Bethani Gasparine

Which of the following is an irrational number that lies between 3 and 4? [A] 7/2, [B] √7, [C] √13, [D] √19, [E] 3.9.

02:22

Video Transcript

Which of the following is an irrational number that lies between three and four? A) seven halves, B) square root seven, C) square root 13, D) square root 19, or E) 3.9.

So what exactly is an irrational number? An irrational number cannot be expressed as a fraction. In decimal form, it does not terminate, meaning it doesn’t end. And as a decimal, it doesn’t repeat.

So since we know it cannot be expressed as a fraction, that eliminates option A. And then we know as a decimal it cannot end, so we can eliminate option E. We have three options left, and they’re all square roots, so we need to make sure that none of these are perfect squares, meaning they simplify to be a rational number, something that can be written as a fraction.

The square root of seven does not simplify, the square root of 13 doesn’t simplify, and the square root of 19 doesn’t simplify. None of them are perfect squares. So all three of these are irrational.

So now we have to decide which one lies between three and four. So we could rewrite three as the square root of some number. Well, three squared is nine, so if we would take the square root of nine, we would get three, so we can rewrite three as the square root of nine.

Now four, okay, four squared is 16, so the square root of 16 is four, so our number has to be between the square root of nine and the square root of 16, so let’s place our options on a number line.

Square root seven would be below square root nine; square root 13 would be between these two square roots, so that’s most likely our answer, but let’s check D. And D is the square root of 19, which is larger than the square root of 16. And our number needed to lie between three and four, so our answer is square root 13.

However, we also could’ve completed this problem a different way.
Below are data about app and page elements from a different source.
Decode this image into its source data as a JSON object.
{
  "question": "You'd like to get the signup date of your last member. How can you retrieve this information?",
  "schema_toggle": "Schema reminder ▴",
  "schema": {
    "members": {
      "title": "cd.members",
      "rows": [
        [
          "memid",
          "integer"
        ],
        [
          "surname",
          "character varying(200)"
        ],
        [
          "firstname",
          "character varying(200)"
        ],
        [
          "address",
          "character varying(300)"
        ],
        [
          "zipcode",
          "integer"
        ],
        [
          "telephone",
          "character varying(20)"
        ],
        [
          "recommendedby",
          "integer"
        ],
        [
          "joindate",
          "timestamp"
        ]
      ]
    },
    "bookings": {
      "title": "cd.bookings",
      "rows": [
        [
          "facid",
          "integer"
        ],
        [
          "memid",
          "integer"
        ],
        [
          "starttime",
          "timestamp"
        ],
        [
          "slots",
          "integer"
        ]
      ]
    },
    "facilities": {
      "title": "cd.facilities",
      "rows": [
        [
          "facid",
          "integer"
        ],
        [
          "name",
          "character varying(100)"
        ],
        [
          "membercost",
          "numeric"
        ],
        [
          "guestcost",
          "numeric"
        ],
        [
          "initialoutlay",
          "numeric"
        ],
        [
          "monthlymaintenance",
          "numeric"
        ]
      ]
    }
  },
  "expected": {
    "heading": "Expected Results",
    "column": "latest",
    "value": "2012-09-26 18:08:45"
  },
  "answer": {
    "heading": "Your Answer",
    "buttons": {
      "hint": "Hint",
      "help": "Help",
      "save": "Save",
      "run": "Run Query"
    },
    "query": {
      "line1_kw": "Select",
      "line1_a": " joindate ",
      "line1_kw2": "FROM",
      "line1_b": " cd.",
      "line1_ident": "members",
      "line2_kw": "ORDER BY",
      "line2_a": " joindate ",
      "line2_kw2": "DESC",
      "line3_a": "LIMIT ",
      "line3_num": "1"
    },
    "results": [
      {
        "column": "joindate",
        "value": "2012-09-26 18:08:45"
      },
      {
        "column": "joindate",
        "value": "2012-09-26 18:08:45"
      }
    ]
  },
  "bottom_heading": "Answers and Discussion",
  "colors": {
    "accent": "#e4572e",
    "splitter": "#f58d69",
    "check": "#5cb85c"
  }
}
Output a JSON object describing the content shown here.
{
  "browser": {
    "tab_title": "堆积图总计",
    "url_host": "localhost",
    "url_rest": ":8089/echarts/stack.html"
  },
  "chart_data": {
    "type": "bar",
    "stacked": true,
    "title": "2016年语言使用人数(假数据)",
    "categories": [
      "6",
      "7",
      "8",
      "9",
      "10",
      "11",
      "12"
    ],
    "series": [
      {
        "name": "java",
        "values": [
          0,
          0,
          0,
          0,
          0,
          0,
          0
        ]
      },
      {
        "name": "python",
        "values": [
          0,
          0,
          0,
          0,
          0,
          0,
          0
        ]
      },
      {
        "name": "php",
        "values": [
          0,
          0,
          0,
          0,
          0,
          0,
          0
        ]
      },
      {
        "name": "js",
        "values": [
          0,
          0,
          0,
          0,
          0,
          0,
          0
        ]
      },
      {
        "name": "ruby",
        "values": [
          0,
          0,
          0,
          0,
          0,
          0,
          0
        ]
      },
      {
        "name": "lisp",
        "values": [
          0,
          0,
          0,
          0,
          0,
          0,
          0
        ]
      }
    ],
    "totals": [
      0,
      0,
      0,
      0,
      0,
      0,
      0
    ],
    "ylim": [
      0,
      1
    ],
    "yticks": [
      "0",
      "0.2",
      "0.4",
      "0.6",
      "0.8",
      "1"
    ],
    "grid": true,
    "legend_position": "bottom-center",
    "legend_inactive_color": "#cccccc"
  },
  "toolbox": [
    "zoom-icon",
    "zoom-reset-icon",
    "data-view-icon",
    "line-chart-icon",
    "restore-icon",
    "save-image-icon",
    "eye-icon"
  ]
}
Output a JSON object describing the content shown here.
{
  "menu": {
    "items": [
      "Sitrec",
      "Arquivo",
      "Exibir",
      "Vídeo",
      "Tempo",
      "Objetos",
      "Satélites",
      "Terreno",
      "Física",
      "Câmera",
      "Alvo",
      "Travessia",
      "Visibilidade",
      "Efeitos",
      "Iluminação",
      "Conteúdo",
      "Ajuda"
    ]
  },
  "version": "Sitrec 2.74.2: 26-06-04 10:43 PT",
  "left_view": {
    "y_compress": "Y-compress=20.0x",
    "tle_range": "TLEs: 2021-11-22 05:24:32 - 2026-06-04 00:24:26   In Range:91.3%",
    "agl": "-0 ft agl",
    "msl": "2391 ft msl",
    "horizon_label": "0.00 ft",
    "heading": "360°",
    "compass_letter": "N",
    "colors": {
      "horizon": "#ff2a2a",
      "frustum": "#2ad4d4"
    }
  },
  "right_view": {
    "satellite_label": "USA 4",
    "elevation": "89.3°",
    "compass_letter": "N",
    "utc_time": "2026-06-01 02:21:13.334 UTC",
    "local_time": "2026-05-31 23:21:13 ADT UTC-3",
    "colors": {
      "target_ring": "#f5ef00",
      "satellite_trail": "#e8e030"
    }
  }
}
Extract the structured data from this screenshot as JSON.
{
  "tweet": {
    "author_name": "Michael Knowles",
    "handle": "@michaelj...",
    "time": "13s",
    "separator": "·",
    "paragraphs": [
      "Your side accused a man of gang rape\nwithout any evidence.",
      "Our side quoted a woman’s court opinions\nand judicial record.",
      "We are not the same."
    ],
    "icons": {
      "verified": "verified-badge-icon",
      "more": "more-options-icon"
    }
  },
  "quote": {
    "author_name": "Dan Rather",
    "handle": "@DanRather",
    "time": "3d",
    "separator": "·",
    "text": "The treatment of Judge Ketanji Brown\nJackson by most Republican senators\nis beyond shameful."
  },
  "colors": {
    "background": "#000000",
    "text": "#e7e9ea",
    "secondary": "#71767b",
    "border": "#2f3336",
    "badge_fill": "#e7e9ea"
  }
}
If we had a calculator handy, we could’ve plugged in the square root of seven, the square root of 13, and the square root of 19 into the calculator and decided which one would lie between three and four, so we would still get square root 13. However, if you didn’t have a calculator handy, using the number line would be a good way to solve this problem.